With most CPR survivors sustaining life-altering disabilities, says Geocadin, the dilemma becomes hard to ignore: “Are survivors happy that they were resuscitated?” he asks. “Because if they are resuscitated to a point of severe disability, what have we gained?” The mixed results, he says, call for an even more intense focus to improve outcomes.
In his quest to improve “survivorship,” as he calls it, Geocadin outlines the challenges. Chief among them is reliable data. “How many survivors are impaired and to what extent?” he asks. “We don’t know. But I would venture to say that none of them is 100 percent.” Without reliable methods for gauging a CPR survivor’s quality of mental status, Geocadin says, the medical community has settled on a prevailing claim that up to 20 percent of survivors are deemed cognitively “normal.” But even many of those, Geocadin says, say they don’t feel altogether the same.
“High-quality CPR is key,” says Geocadin, “but it’s also just the beginning.”
To tackle the mounting challenge of brain damage, Geocadin is among a growing group of resuscitation scientists committed to pushing the frontiers of slowing down the metabolism of a person resuscitated from cardiac arrest by dousing them with a bucket of ice.
More clinically, the technique is called therapeutic hypothermia. (Geocadin’s work in this area, with colleague Nitish Thakor, was detailed in our Spring/Summer 2009 issue. See “The Big Chill.”) By quickly chilling down a patient in cardiac arrest, says Geocadin, rescuers can reduce the brain’s demand for oxygen, further reducing the risk of neuronal death from oxygen starvation.
The benefits of cooling after devastating brain injuries have been observed for a long time, but its clinical applications are still advancing. With mounting studies supporting the value of rapid cooling amid oxygen deprivation, says Geocadin, it’s only a matter of time before therapeutic hypothermia takes its place in the optimal protocols for CPR.
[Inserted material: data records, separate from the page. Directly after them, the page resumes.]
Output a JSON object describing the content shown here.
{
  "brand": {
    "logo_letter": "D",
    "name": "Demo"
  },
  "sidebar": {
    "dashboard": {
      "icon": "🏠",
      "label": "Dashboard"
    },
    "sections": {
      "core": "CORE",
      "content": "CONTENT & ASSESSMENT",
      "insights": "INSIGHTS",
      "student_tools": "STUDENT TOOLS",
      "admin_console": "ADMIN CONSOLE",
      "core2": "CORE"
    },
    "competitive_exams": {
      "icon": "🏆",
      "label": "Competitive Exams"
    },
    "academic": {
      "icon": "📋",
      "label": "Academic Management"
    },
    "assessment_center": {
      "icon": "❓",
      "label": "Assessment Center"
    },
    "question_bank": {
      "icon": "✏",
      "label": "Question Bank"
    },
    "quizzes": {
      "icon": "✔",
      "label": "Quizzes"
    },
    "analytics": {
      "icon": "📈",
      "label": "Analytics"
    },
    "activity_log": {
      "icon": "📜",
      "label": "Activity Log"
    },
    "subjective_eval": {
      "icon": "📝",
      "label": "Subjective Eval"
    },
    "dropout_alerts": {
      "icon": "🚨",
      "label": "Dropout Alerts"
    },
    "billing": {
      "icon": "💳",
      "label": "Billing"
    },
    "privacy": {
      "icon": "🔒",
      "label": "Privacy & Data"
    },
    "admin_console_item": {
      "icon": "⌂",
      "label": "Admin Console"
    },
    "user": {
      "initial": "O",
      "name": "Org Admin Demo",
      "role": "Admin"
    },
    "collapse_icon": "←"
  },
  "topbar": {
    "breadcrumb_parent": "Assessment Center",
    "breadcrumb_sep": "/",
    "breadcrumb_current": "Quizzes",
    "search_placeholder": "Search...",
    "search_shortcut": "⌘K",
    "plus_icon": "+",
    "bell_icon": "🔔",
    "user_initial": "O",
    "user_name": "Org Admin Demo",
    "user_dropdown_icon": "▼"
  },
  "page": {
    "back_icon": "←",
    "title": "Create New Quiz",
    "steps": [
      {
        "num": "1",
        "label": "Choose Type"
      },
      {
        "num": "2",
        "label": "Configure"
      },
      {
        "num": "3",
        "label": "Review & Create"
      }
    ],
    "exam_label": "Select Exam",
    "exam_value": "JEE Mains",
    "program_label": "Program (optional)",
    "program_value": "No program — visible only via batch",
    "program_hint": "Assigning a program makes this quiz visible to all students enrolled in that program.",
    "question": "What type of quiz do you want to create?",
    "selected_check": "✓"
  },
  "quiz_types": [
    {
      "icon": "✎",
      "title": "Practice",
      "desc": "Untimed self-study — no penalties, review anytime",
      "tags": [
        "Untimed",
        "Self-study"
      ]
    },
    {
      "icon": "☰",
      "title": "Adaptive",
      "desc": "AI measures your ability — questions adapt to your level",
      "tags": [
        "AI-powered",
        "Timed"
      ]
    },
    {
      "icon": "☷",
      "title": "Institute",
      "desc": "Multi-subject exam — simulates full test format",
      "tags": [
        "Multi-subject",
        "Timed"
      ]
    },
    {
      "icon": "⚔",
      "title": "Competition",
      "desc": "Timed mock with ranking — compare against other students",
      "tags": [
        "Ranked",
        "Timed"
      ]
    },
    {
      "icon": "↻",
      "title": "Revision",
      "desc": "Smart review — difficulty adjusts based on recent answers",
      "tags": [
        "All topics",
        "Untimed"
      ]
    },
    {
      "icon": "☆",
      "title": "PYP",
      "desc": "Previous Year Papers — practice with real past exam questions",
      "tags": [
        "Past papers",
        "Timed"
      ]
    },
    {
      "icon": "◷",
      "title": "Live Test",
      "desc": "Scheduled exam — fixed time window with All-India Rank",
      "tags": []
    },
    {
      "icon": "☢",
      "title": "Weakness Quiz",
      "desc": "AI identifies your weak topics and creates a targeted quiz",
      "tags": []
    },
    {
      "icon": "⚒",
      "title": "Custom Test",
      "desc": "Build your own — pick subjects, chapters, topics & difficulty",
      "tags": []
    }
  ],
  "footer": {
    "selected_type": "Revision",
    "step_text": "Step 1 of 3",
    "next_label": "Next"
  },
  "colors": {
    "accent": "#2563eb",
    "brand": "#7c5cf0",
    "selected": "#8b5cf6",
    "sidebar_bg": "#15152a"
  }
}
It might look like this: If Geocadin was in an airport and saw a traveler collapse, he would first confirm the man had no pulse. In short order, he would then ask a bystander to call 911 and to quickly seek a defibrillator. After starting chest compressions, he would also ask someone to seek out a bucket of ice from the nearest vendor. If the traveler could be successfully defibrillated, Geocadin would pour ice over his patient—and make sure follow-up chilling at the hospital was kept in place for at least 24 hours.
The basic idea has gained traction in several trials, Geocadin says. If the right protocols come to fruition, he believes, “we could actually undo some of the injury.”
HOURS AFTER LEAVING the Canton restaurant that fateful night last January, Kristen Lindeman was reheating her dinner at home when the evening’s drama began to sink in. The woman she’d worked to save had seemed the same age as Lindeman and her colleagues. Did the woman make it? Did Lindeman and her colleagues and the EMS crew and everyone else in the rescue chain get all the details right?
“I wonder which ER she went to,” Lindeman said to a friend the next day. “I just want to know if she’s alive.”
With only a time frame and the young woman’s first name to work with, Lindeman started working through her Hopkins network. When her queries finally got close enough, a voice on the phone line chirped: “Actually, her father’s right here. Do you want to talk to him?”
At the bedside in the coming days, Chessa Marshall’s loved ones hovered closely as she regained consciousness. Her first words emerged slowly but clearly enough. When it came time for basic orientation questions, she stumbled only by saying “Bush” instead of “Obama.”
Just two weeks after the episode, a beaming Marshall and her mother paid a special visit to Bayview to thank Lindeman and her fellow therapists. To Lindeman, the patient looked smashing. The only evidence of a medical intervention was an invisible pacemaker that Marshall called “an insurance policy” against a recurrence of an episode that physicians have deemed a lingering mystery.
The visit “was surreal,” Lindeman says now. “She was much taller than I remembered her in person. Obviously she looked healthier. It was nice to see that we really did help someone. We really, truly saved a life.”
REEL STORY: To view a video celebrating the 50th anniversary of CPR, featuring interviews with key Hopkins pioneers, visit: here